Marina Povedano

When people were totally locked down, the pandemic made it possible for us to use different sensitivities to appreciate the urban environment. Senses that had seemingly been dormant for years were sharpened, with everybody enjoying all the different smells, sounds and textures in the streets. Going out into the street became a search for something different, for things that home could not provide. The urban environment ceased to be a means of transition or passage, and became something for us to observe. By looking at different personal experiences, this research aims to record and understand to what extent we experienced the city for a few months as the object of observation and as a space for creativity in this reunion with our senses.


Kathrin Golda


The starting point for this contribution to the research is the Landscapes of Pressure project (Golda-Pongratz, Kathrin, 2014) which is based on the conviction that territorial structuring policies respond mainly to the logic of the global economy and consequently turn any metropolitan territory into an object of speculation. Imposing certain projects on the urban discourse and on the imagination of politicians and citizens (in the form of a promise for some and a threat for others), and putting them on the map subject these peripheral, peri-urban or even free spaces to pressure and have definitively changed their meaning. This part of the “Barcelona Ciutat Fràgil” project magnifies some of these fragile territories in the face of the different pressures that have actually increased during the pandemic, despite the fact that there is also a growing awareness of the importance of open and common spaces.


Antoni Ramon, Iván Alcázar i Ricard Gratacós

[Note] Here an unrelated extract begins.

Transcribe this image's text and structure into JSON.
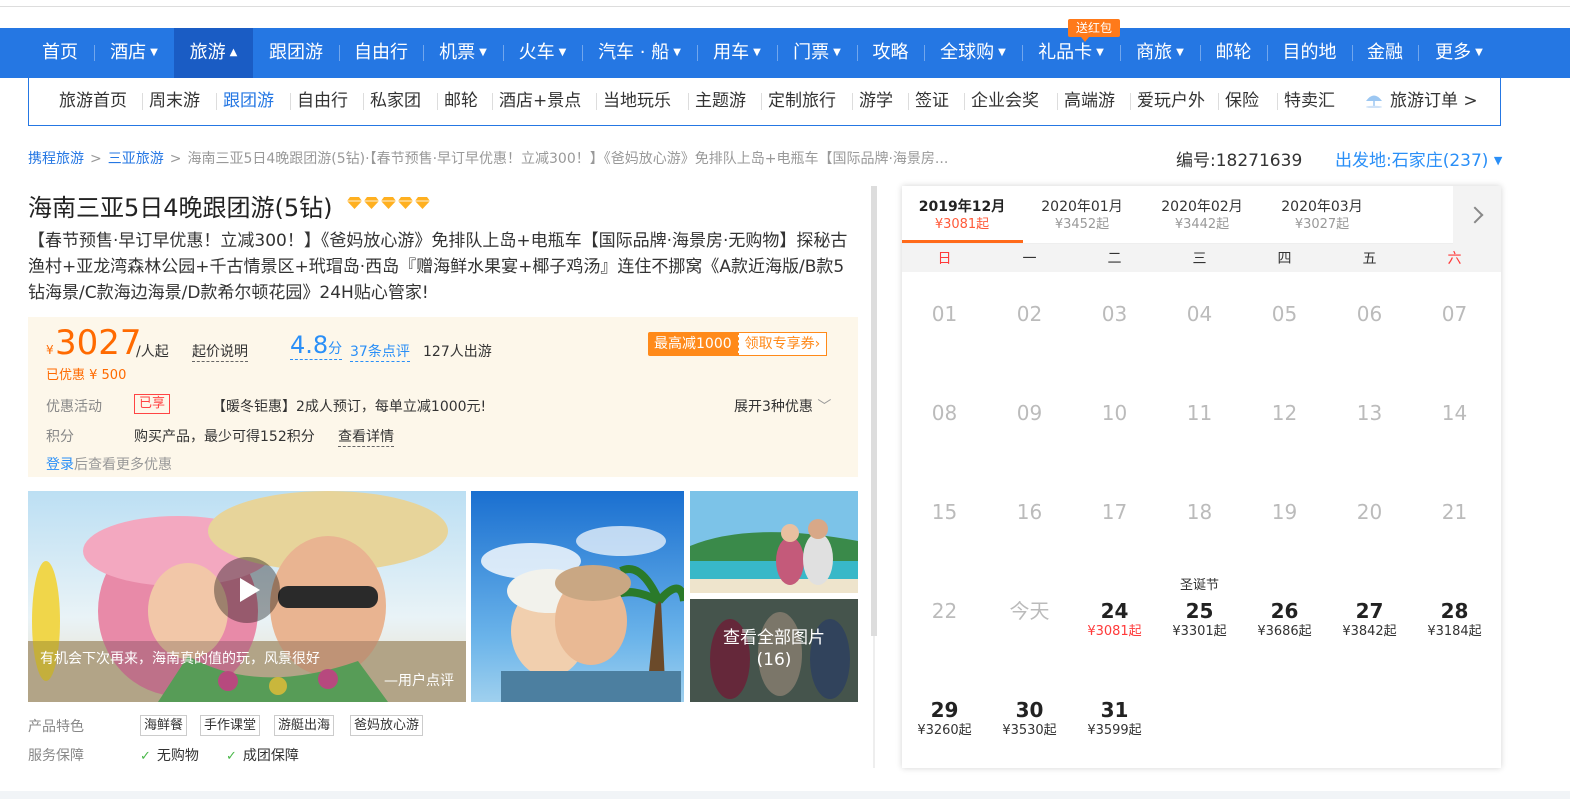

A meeting of bodies that are present, that is the performing arts. During the first lockdown, the world of the stage went into crisis. In the city, streets and squares emptied, and balconies and rooftops become scenic spaces. Theatres sought new ways to project their theatrical works to the public. Homes turned into stages. The main aim of our research is exploring space and time, looking at the forms and rituals of the performing arts during lockdown and considering the repercussions of the successive measures taken by venues to get through the pandemic.